This pandemic has certainly been difficult – sickness, lock-downs, job loss, even the loss of loved ones. There is so much of the old world that is gone it can be easy to get swallowed up in the ‘remember whens.’
To fight this (and to just make it through it all) I often try to force myself to look for positives – silver linings.
And I have to say, as an introvert, having no social expectations put on me has been pretty great! My open calendar brings me a sense of calm and peace; the lack of ‘outings’ makes me feel cozy and recharged; the quiet is lovely.
That is until my partner races into my office, a tornado of sound and motion, to tell me of the latest…everything.
I think to myself (and sometimes aloud) I just saw you 10 minutes ago! How could there be anything else to report?!
It is in these confrontations, where his energy meets my calm, that I realize how differently we navigate the world. He’s not recharged by this calm, quiet, contemplation: he’s drained by it. And I am his life-line to feeling OK.
So, to get to the bottom of it, I decided to sit down and explore how the extrovert (my partner) sees the world, and how it dances, and clashes, with my introverted self.
Here is a window into our conversation with Connor’s answers in italics.
What have been your greatest challenges of the pandemic?
First, I’d say the limitations. Not being able to go to the gym, or the hack factory, or bars, restaurant…even work. Just being limited in the things that I can do and, moreover, the people I can see.
I think also the perpetual uncertainty; I get equal parts envious and angry at the people that I see living more free lives. People who still choose to go to bars or gyms or travel. And I don’t know if they’re doing it right or if I am; which approach gets us all out of this faster? Are my precautions necessary? Will we get out of this? Will we be able to have our wedding? All the uncertainty, even in micro-doses, adds us and has been fatiguing.
That totally makes sense. I think I’m less impacted by the limitations as you are but the uncertainty I can totally relate to….etc. What have been the silver linings you’ve found?
I guess the richness of what we HAVE. The old saying of ‘you get out what you put in’ comes to mind. I feel like our relationship has deepened, as have our relationships with the other people in our bubble, simply because there are so few distractions. I mean my mom even said how much she has enjoyed our now fairly frequent dinners and getting to know us on a new level, which I don’t think would have happened in our otherwise busy lives.
That and the work we’ve been able to get done on the house has been great. Which I know we would not have gotten done as quickly had we not been essentially quarantined here for a year.
What do you find yourself needing from me?
Everything! I mean, I’m joking but there is some truth to it. Obviously I need you to do activities with, or, I mean ‘need’ is a strong word – I wouldn’t die. But I enjoy things more when I can share them with someone. So there’s that, but then also, as you know, I am an external processor so I kind of ‘need’ you to think. Having someone to bounce ideas off of. And I can get that over zoom or the phone or whatever too, but those tend to be more draining.
What do you mean by ‘zoom and the phone are draining’?
Well it’s like eating calorie free sugar – it just makes your body crave sugar more.
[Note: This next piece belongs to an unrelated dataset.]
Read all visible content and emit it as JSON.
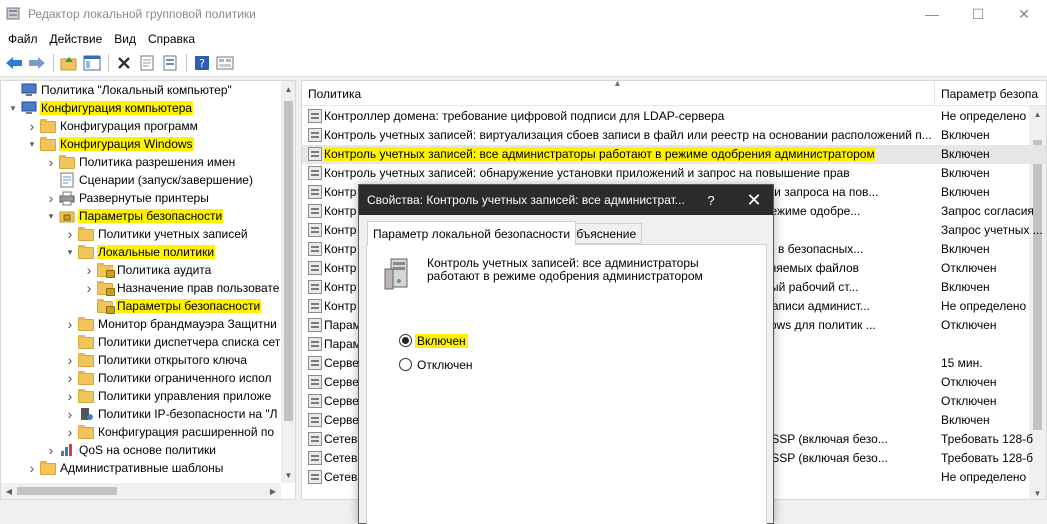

So talking to someone virtually makes my body think that it’s getting that energetic recharge but really it’s just a screen and there is no energy coming in. I tend to get tired out by virtual interactions.
So I then become your only way to recharge?
Yes. Unless we have plans with other people, but on the day to day, yeah, you are shouldering the recharge burden that used to be carried by co-workers, family, and friends.
How do you tend to handle free time?
I ask what we’re doing! Which I think I’ve gotten better at but my default is to assume that we are doing something together because why would we do something alone? That’s no fun.
But you say you’ve gotten better?
Right. I realize that you navigate the world very differently so I try to remind myself that what seems a no-brainer for me might not be the right thing for you.
So, with how differently we navigate the world, what do you think has helped us find balance?
Clear communication. Like, when you need time to process something and I want an immediate answer, just having you say ‘I need time to process that and I’ll get back to you’ goes a long way. Or on those days where I really need interpersonal interaction more than normal, having that conversation and voicing it is a different way from my normal ‘hey whatcha doin/ come play with me’ gets those needs met. But yeah, just giving the other person an insight into what is going on in your mind is important when you know your minds operate in very different ways.
We’ve done a lot of work on our communication as a couple and I’ve distilled some of the best things we’ve learned into a handy (free) communication guide: 9 Strategies For Better Conversations With Your Partner. Download it below!